=== Begin Enclosure ===

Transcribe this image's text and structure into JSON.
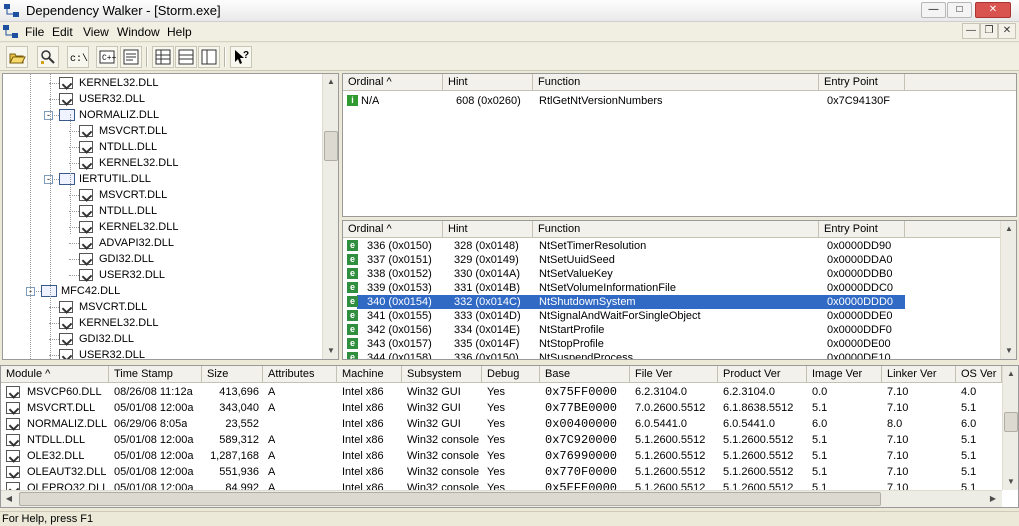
{
  "window": {
    "title": "Dependency Walker - [Storm.exe]"
  },
  "menu": [
    "File",
    "Edit",
    "View",
    "Window",
    "Help"
  ],
  "toolbar": [
    "open-icon",
    "find-icon",
    "full-paths-icon",
    "undecorate-icon",
    "properties-icon",
    "expand-icon",
    "collapse-icon",
    "sys-info-icon",
    "help-icon"
  ],
  "tree": [
    {
      "label": "KERNEL32.DLL",
      "level": 2
    },
    {
      "label": "USER32.DLL",
      "level": 2
    },
    {
      "label": "NORMALIZ.DLL",
      "level": 2,
      "expander": "-"
    },
    {
      "label": "MSVCRT.DLL",
      "level": 3
    },
    {
      "label": "NTDLL.DLL",
      "level": 3
    },
    {
      "label": "KERNEL32.DLL",
      "level": 3
    },
    {
      "label": "IERTUTIL.DLL",
      "level": 2,
      "expander": "-"
    },
    {
      "label": "MSVCRT.DLL",
      "level": 3
    },
    {
      "label": "NTDLL.DLL",
      "level": 3
    },
    {
      "label": "KERNEL32.DLL",
      "level": 3
    },
    {
      "label": "ADVAPI32.DLL",
      "level": 3
    },
    {
      "label": "GDI32.DLL",
      "level": 3
    },
    {
      "label": "USER32.DLL",
      "level": 3
    },
    {
      "label": "MFC42.DLL",
      "level": 1,
      "expander": "-"
    },
    {
      "label": "MSVCRT.DLL",
      "level": 2
    },
    {
      "label": "KERNEL32.DLL",
      "level": 2
    },
    {
      "label": "GDI32.DLL",
      "level": 2
    },
    {
      "label": "USER32.DLL",
      "level": 2
    }
  ],
  "imports": {
    "headers": [
      "Ordinal ^",
      "Hint",
      "Function",
      "Entry Point"
    ],
    "rows": [
      {
        "icon": "i",
        "ordinal": "N/A",
        "hint": "608  (0x0260)",
        "function": "RtlGetNtVersionNumbers",
        "entry": "0x7C94130F"
      }
    ]
  },
  "exports": {
    "headers": [
      "Ordinal ^",
      "Hint",
      "Function",
      "Entry Point"
    ],
    "rows": [
      {
        "ordinal": "336  (0x0150)",
        "hint": "328  (0x0148)",
        "function": "NtSetTimerResolution",
        "entry": "0x0000DD90"
      },
      {
        "ordinal": "337  (0x0151)",
        "hint": "329  (0x0149)",
        "function": "NtSetUuidSeed",
        "entry": "0x0000DDA0"
      },
      {
        "ordinal": "338  (0x0152)",
        "hint": "330  (0x014A)",
        "function": "NtSetValueKey",
        "entry": "0x0000DDB0"
      },
      {
        "ordinal": "339  (0x0153)",
        "hint": "331  (0x014B)",
        "function": "NtSetVolumeInformationFile",
        "entry": "0x0000DDC0"
      },
      {
        "ordinal": "340  (0x0154)",
        "hint": "332  (0x014C)",
        "function": "NtShutdownSystem",
        "entry": "0x0000DDD0",
        "selected": true
      },
      {
        "ordinal": "341  (0x0155)",
        "hint": "333  (0x014D)",
        "function": "NtSignalAndWaitForSingleObject",
        "entry": "0x0000DDE0"
      },
      {
        "ordinal": "342  (0x0156)",
        "hint": "334  (0x014E)",
        "function": "NtStartProfile",
        "entry": "0x0000DDF0"
      },
      {
        "ordinal": "343  (0x0157)",
        "hint": "335  (0x014F)",
        "function": "NtStopProfile",
        "entry": "0x0000DE00"
      },
      {
        "ordinal": "344  (0x0158)",
        "hint": "336  (0x0150)",
        "function": "NtSuspendProcess",
        "entry": "0x0000DE10"
      }
    ]
  },
  "modules": {
    "headers": [
      "Module ^",
      "Time Stamp",
      "Size",
      "Attributes",
      "Machine",
      "Subsystem",
      "Debug",
      "Base",
      "File Ver",
      "Product Ver",
      "Image Ver",
      "Linker Ver",
      "OS Ver"
    ],
    "rows": [
      [
        "MSVCP60.DLL",
        "08/26/08  11:12a",
        "413,696",
        "A",
        "Intel x86",
        "Win32 GUI",
        "Yes",
        "0x75FF0000",
        "6.2.3104.0",
        "6.2.3104.0",
        "0.0",
        "7.10",
        "4.0"
      ],
      [
        "MSVCRT.DLL",
        "05/01/08  12:00a",
        "343,040",
        "A",
        "Intel x86",
        "Win32 GUI",
        "Yes",
        "0x77BE0000",
        "7.0.2600.5512",
        "6.1.8638.5512",
        "5.1",
        "7.10",
        "5.1"
      ],
      [
        "NORMALIZ.DLL",
        "06/29/06   8:05a",
        "23,552",
        "",
        "Intel x86",
        "Win32 GUI",
        "Yes",
        "0x00400000",
        "6.0.5441.0",
        "6.0.5441.0",
        "6.0",
        "8.0",
        "6.0"
      ],
      [
        "NTDLL.DLL",
        "05/01/08  12:00a",
        "589,312",
        "A",
        "Intel x86",
        "Win32 console",
        "Yes",
        "0x7C920000",
        "5.1.2600.5512",
        "5.1.2600.5512",
        "5.1",
        "7.10",
        "5.1"
      ],
      [
        "OLE32.DLL",
        "05/01/08  12:00a",
        "1,287,168",
        "A",
        "Intel x86",
        "Win32 console",
        "Yes",
        "0x76990000",
        "5.1.2600.5512",
        "5.1.2600.5512",
        "5.1",
        "7.10",
        "5.1"
      ],
      [
        "OLEAUT32.DLL",
        "05/01/08  12:00a",
        "551,936",
        "A",
        "Intel x86",
        "Win32 console",
        "Yes",
        "0x770F0000",
        "5.1.2600.5512",
        "5.1.2600.5512",
        "5.1",
        "7.10",
        "5.1"
      ],
      [
        "OLEPRO32.DLL",
        "05/01/08  12:00a",
        "84,992",
        "A",
        "Intel x86",
        "Win32 console",
        "Yes",
        "0x5EFE0000",
        "5.1.2600.5512",
        "5.1.2600.5512",
        "5.1",
        "7.10",
        "5.1"
      ]
    ]
  },
  "status": "For Help, press F1"
}
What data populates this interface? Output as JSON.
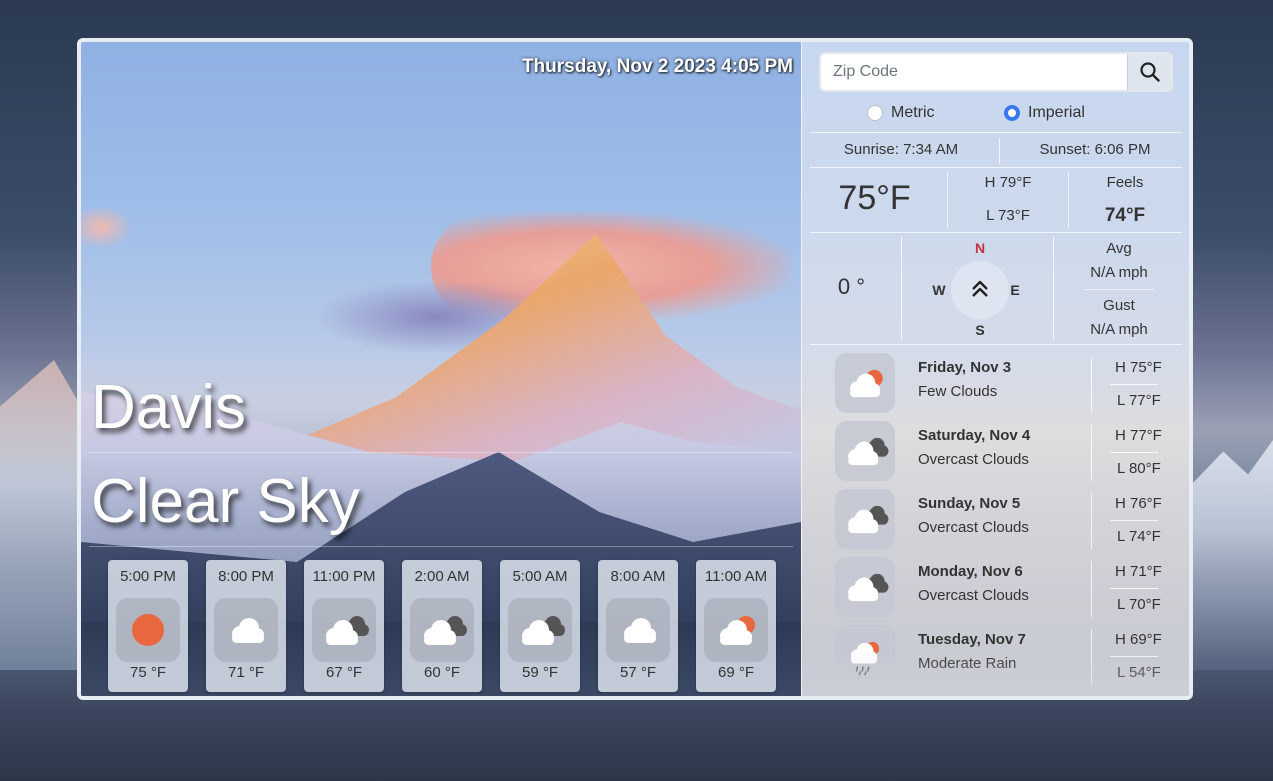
{
  "datetime": "Thursday, Nov 2 2023 4:05 PM",
  "location": {
    "city": "Davis",
    "condition": "Clear Sky"
  },
  "hourly": [
    {
      "time": "5:00 PM",
      "temp": "75 °F",
      "icon": "sun-icon"
    },
    {
      "time": "8:00 PM",
      "temp": "71 °F",
      "icon": "cloud-icon"
    },
    {
      "time": "11:00 PM",
      "temp": "67 °F",
      "icon": "overcast-cloud-icon"
    },
    {
      "time": "2:00 AM",
      "temp": "60 °F",
      "icon": "overcast-cloud-icon"
    },
    {
      "time": "5:00 AM",
      "temp": "59 °F",
      "icon": "overcast-cloud-icon"
    },
    {
      "time": "8:00 AM",
      "temp": "57 °F",
      "icon": "cloud-icon"
    },
    {
      "time": "11:00 AM",
      "temp": "69 °F",
      "icon": "few-clouds-icon"
    }
  ],
  "search": {
    "placeholder": "Zip Code"
  },
  "units": {
    "metric": "Metric",
    "imperial": "Imperial",
    "selected": "imperial"
  },
  "sun": {
    "sunrise": "Sunrise: 7:34 AM",
    "sunset": "Sunset: 6:06 PM"
  },
  "current": {
    "temp": "75°F",
    "high": "H 79°F",
    "low": "L 73°F",
    "feels_label": "Feels",
    "feels_value": "74°F"
  },
  "wind": {
    "degrees": "0 °",
    "n": "N",
    "s": "S",
    "e": "E",
    "w": "W",
    "avg_label": "Avg",
    "avg_value": "N/A mph",
    "gust_label": "Gust",
    "gust_value": "N/A mph"
  },
  "daily": [
    {
      "day": "Friday, Nov 3",
      "condition": "Few Clouds",
      "high": "H 75°F",
      "low": "L 77°F",
      "icon": "few-clouds-icon"
    },
    {
      "day": "Saturday, Nov 4",
      "condition": "Overcast Clouds",
      "high": "H 77°F",
      "low": "L 80°F",
      "icon": "overcast-cloud-icon"
    },
    {
      "day": "Sunday, Nov 5",
      "condition": "Overcast Clouds",
      "high": "H 76°F",
      "low": "L 74°F",
      "icon": "overcast-cloud-icon"
    },
    {
      "day": "Monday, Nov 6",
      "condition": "Overcast Clouds",
      "high": "H 71°F",
      "low": "L 70°F",
      "icon": "overcast-cloud-icon"
    },
    {
      "day": "Tuesday, Nov 7",
      "condition": "Moderate Rain",
      "high": "H 69°F",
      "low": "L 54°F",
      "icon": "rain-icon"
    }
  ],
  "colors": {
    "accent": "#3a78f2",
    "sun": "#e8673f",
    "north": "#c8323c"
  }
}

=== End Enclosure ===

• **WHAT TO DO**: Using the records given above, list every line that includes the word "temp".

• **RESULT FOR THIS TASK**:
      "temp": "75 °F",
      "temp": "71 °F",
      "temp": "67 °F",
      "temp": "60 °F",
      "temp": "59 °F",
      "temp": "57 °F",
      "temp": "69 °F",
    "temp": "75°F",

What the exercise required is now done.